More likely? Well ... maybe.Does this bother the Republican establishment? Not at all. They get a little bothered by his off-hand comments and rejoinders to everyone who looks askance at him. Overt racist policies, ethnic cleansing, etc., inspires mild concern. I think the turning point was Trump’s reluctance to endorse Paul Ryan and other prominent Republicans – that’s getting their attention, and now the party is openly looking for ways to rein him in or read him out. I don’t think either will happen, frankly. His fellow Republicans worry about their seats, not about the planet – they don’t care that this hyper narcissistic man-baby who seems to have a fascination with nuclear weapons might become president.

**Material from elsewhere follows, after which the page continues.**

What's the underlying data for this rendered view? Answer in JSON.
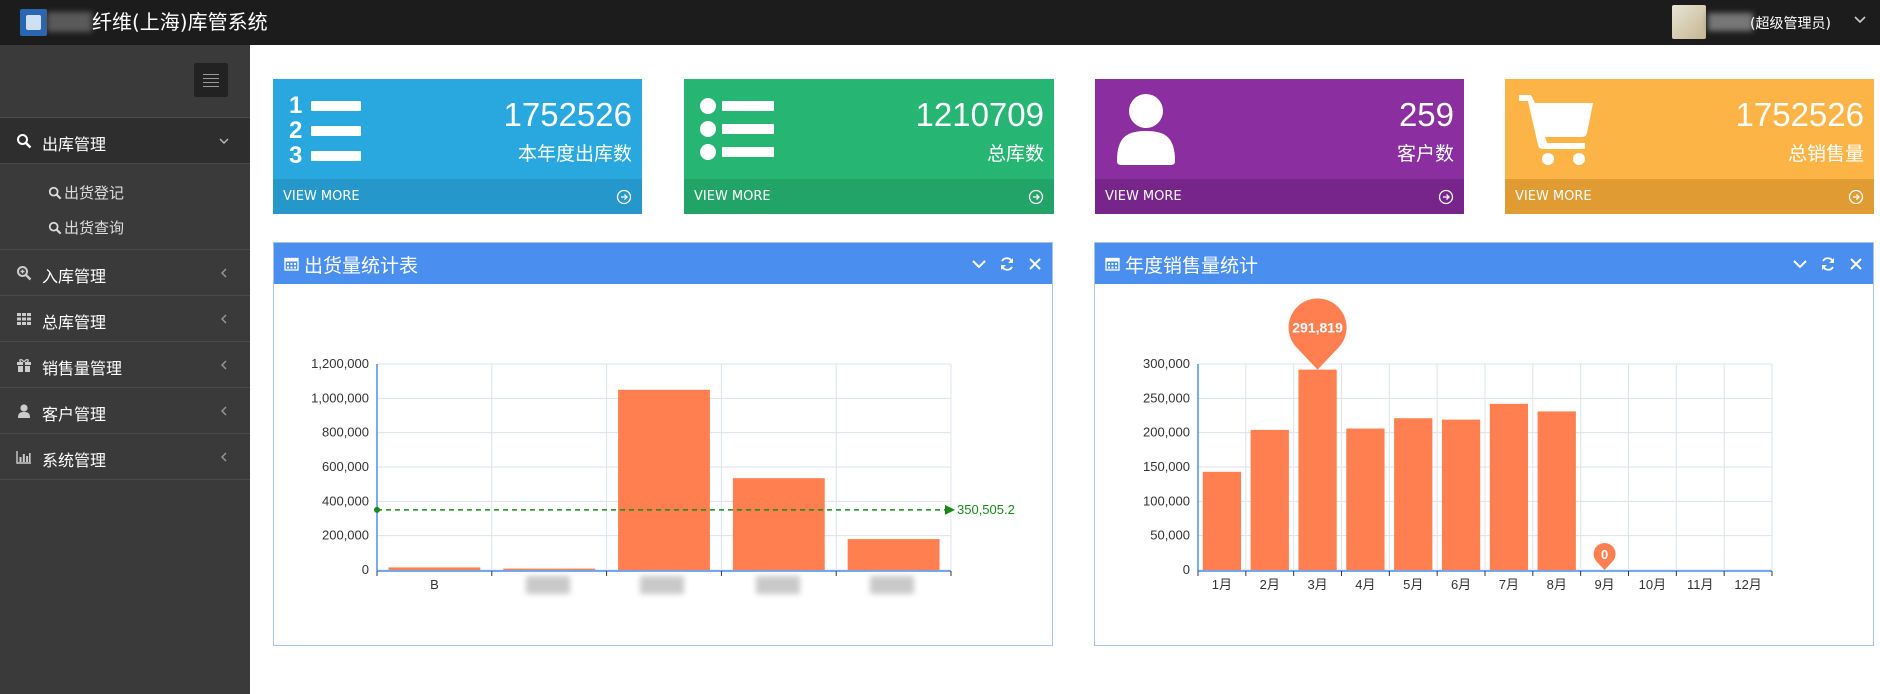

Maybe it’s because we’ve had potential world-destroyers in the highest office before, right? Like Truman, who contemplated bombing the border between North and South Korea. Or Kennedy, who nearly blew us up over the right to keep some obsolete missiles in Turkey – missiles we had already secretly planned to remove. Or the unabashed racist Nixon who wanted to use nukes on Vietnam. Or Reagan who almost touched off a nuclear exchange with Russia by repeatedly probing their perimeter defenses until a miscalculation on the Soviet side nearly sent the missiles flying.

Or maybe it’s because they’re too craven to care about anybody other than themselves. My money’s on that one.

luv u,

jp